In 2015, with the help of a state fund, Truong established a publicly-funded diaper bank in partnership with the City and County of San Francisco.
This came on the heels of Lorena Gonzalez, assemblywoman of California District 80, authoring legislation ensuring diapers are tax exempted.
“For the past six years we’ve tried to make diapers (and menstrual products) tax-free and we finally got an exemption in 2020, with an expiration date of July 2023,” Gonzalez said. “The governor recently proposed to make diapers permanently tax-free in California, and the legislature will be voting to approve this soon.”
HAMO partners with a network of service providers such as public health departments and family resource centers to provide diapers to recipients. One organization that receives diapers from HAMO is One Life Counseling Center in San Carlos. Prior to the pandemic the organization was strictly a mental health center.

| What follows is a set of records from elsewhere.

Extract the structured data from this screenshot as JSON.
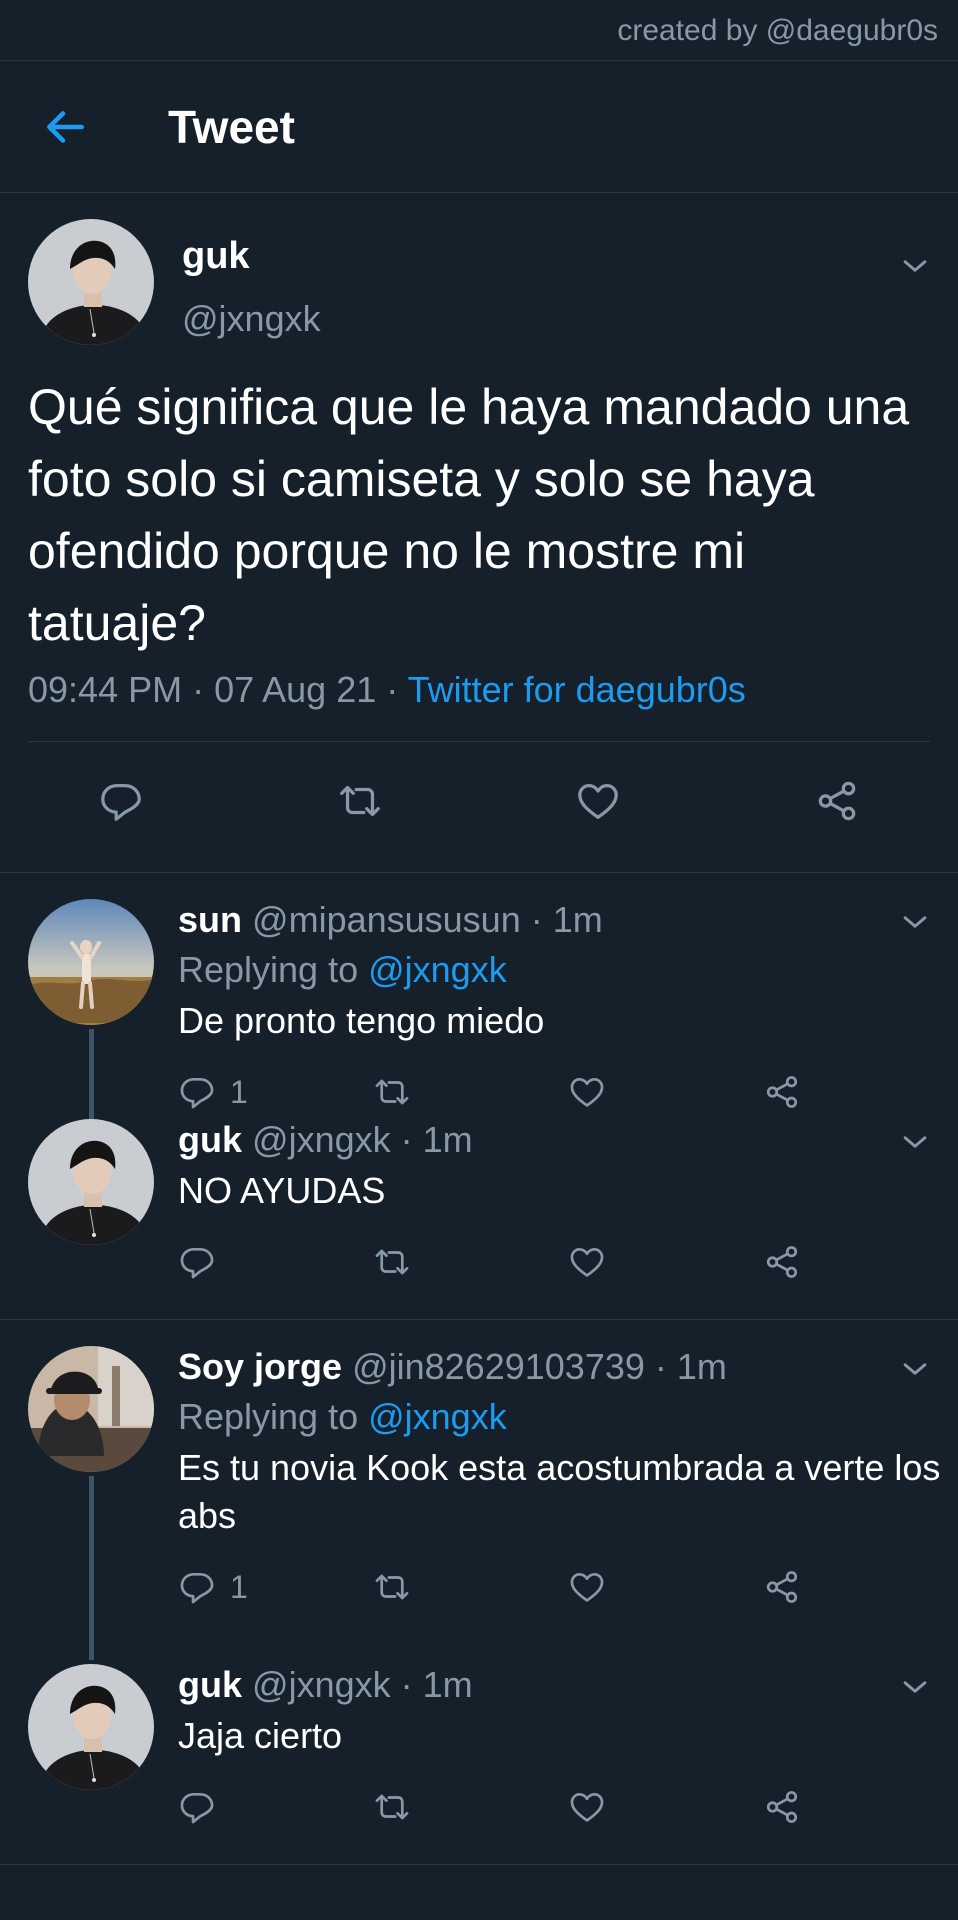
{
  "credit": "created by @daegubr0s",
  "header": {
    "title": "Tweet"
  },
  "main_tweet": {
    "name": "guk",
    "handle": "@jxngxk",
    "text": "Qué significa que le haya mandado una foto solo si camiseta y solo se haya ofendido porque no le mostre mi tatuaje?",
    "time": "09:44 PM",
    "date": "07 Aug 21",
    "separator": " · ",
    "source": "Twitter for daegubr0s"
  },
  "replies": [
    {
      "name": "sun",
      "handle": "@mipansususun",
      "time": "1m",
      "replying_prefix": "Replying to ",
      "replying_to": "@jxngxk",
      "text": "De pronto tengo miedo",
      "reply_count": "1"
    },
    {
      "name": "guk",
      "handle": "@jxngxk",
      "time": "1m",
      "text": "NO AYUDAS"
    },
    {
      "name": "Soy jorge",
      "handle": "@jin82629103739",
      "time": "1m",
      "replying_prefix": "Replying to ",
      "replying_to": "@jxngxk",
      "text": "Es tu novia Kook esta acostumbrada a verte los abs",
      "reply_count": "1"
    },
    {
      "name": "guk",
      "handle": "@jxngxk",
      "time": "1m",
      "text": "Jaja cierto"
    }
  ],
  "icons": {
    "back": "arrow-left-icon",
    "more": "chevron-down-icon",
    "reply": "comment-icon",
    "retweet": "retweet-icon",
    "like": "heart-icon",
    "share": "share-icon"
  },
  "colors": {
    "background": "#15202b",
    "accent": "#1d9bf0",
    "secondary_text": "#8899a6",
    "divider": "#2b3a48"
  }
}
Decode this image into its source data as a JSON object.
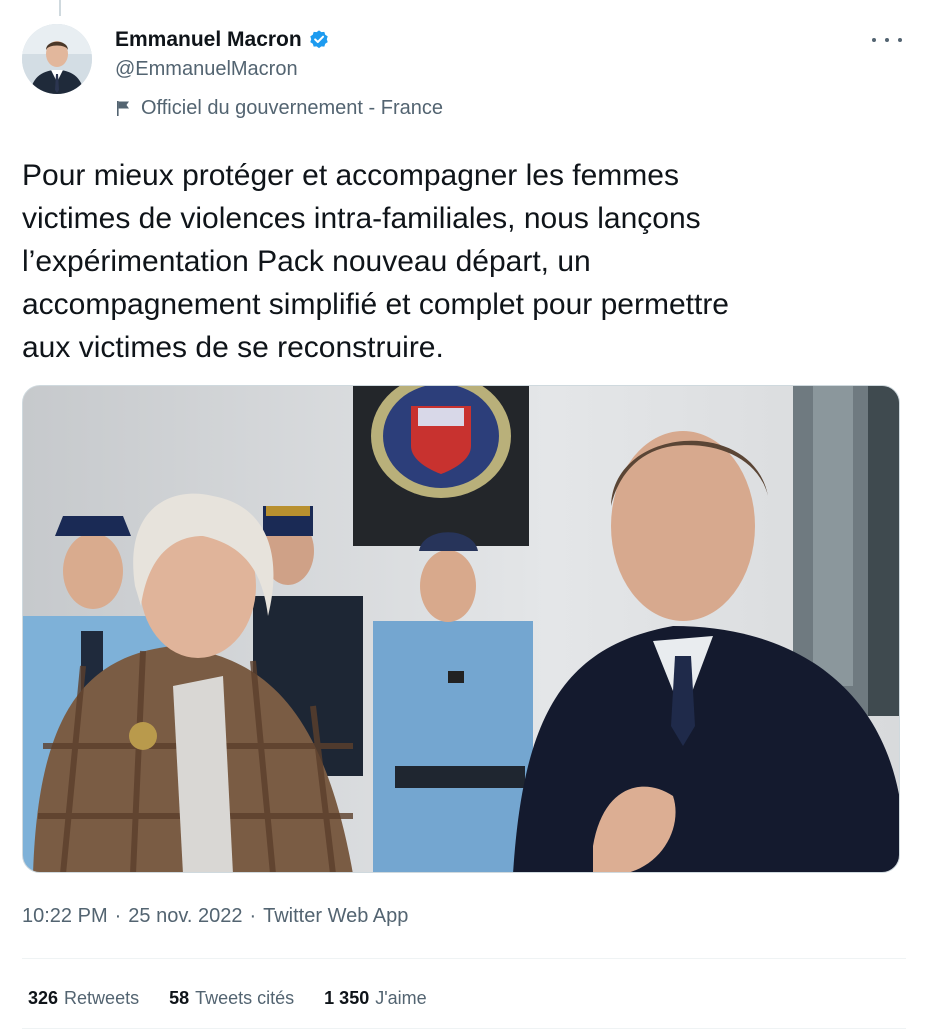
{
  "author": {
    "display_name": "Emmanuel Macron",
    "handle": "@EmmanuelMacron",
    "affiliation": "Officiel du gouvernement - France",
    "verified_color": "#1d9bf0"
  },
  "tweet": {
    "text": "Pour mieux protéger et accompagner les femmes\nvictimes de violences intra-familiales, nous lançons\nl’expérimentation Pack nouveau départ, un\naccompagnement simplifié et complet pour permettre\naux victimes de se reconstruire."
  },
  "meta": {
    "time": "10:22 PM",
    "separator": "·",
    "date": "25 nov. 2022",
    "source": "Twitter Web App"
  },
  "stats": {
    "retweets_count": "326",
    "retweets_label": "Retweets",
    "quotes_count": "58",
    "quotes_label": "Tweets cités",
    "likes_count": "1 350",
    "likes_label": "J'aime"
  },
  "icons": {
    "more": "more-horizontal-icon",
    "verified": "verified-badge-icon",
    "affiliation": "flag-icon"
  },
  "colors": {
    "text_primary": "#0f1419",
    "text_secondary": "#536471",
    "border": "#cfd9de",
    "accent": "#1d9bf0"
  }
}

Jennifer Baustista, director of the newcomer and trauma program, works with foreign-born students who have arrived in the U.S. within the last five years. At the start of the pandemic, she began checking in with clients and quickly realized many of the students’ parents had lost their jobs and were in immediate need of food and other necessities. The organization began a food distribution in the parking lot of the facility and word quickly spread in the community. Bautista says they went from seeing 20 cars a day to more than 350, oftentimes with several families in one vehicle. However, the center could not keep up with requests for diapers.
“I would personally go to Target with the funding that we had and buy diapers and they were so pricey,” Bautista said. “They would only allow me to buy a few boxes because at the beginning of the pandemic diapers were limited.” Bautista would even take family members with her so she could purchase a greater number of boxes to distribute to the community.
“One of our therapists knew about HAMO,” she said. “We started to partner with them and from there everything changed. It not only helped us but so many of our families in need.”
HAMO has steadily increased distribution since fall 2019; but the onset of the pandemic saw a significant spike with a nearly 233-percent increase year-over-year. From July 2020 to June 2021, HAMO’s distribution has increased by roughly 65 percent compared to the same period the previous year.
When the pandemic first hit, Ingrid Gomez, a recipient of One Life Counseling Center’s services, and her husband immediately lost their jobs. Gomez, who cleans homes, wasn’t sure how they would pay for rent, food and basic necessities needed for their six-year-old daughter and two-year-old son. One glaring concern was diapers.
The mother of two found flyers posted around her neighborhood with information about food distribution centers and other locations offering free items, and would carpool with other families in the hopes of getting food and supplies to offset the cost of diapers.
“Sometimes my friends and I would get in lines for food distributions,” said Gomez, a Redwood City resident. “By the time we would get to the front of the lines, they would run out of food because the need was so high.”
She reached out to Bautista and soon was able to receive a regular supply of food and diapers through One Life.
“I would use what I would spend on diapers on the water bill or the electricity bill,” Gomez said, who hopes that distributions continue into the future, especially since it will take time for many families like hers to recover from the impacts of the pandemic.
And as for Truong, she’ll continue to raise awareness around the barriers many families face when trying to access or purchase diapers, as well as the various communities and income classes nationwide who are suffering in silence — work she hopes attracts a lot of attention on a state and federal level.
“You know that old saying that goes, ‘As California goes, so goes the nation’’? I do think that there are a lot of policymakers and legislators in other states, not a critical mass, but there is interest in adding diapers to state budgets or local municipality budgets,” Truong said.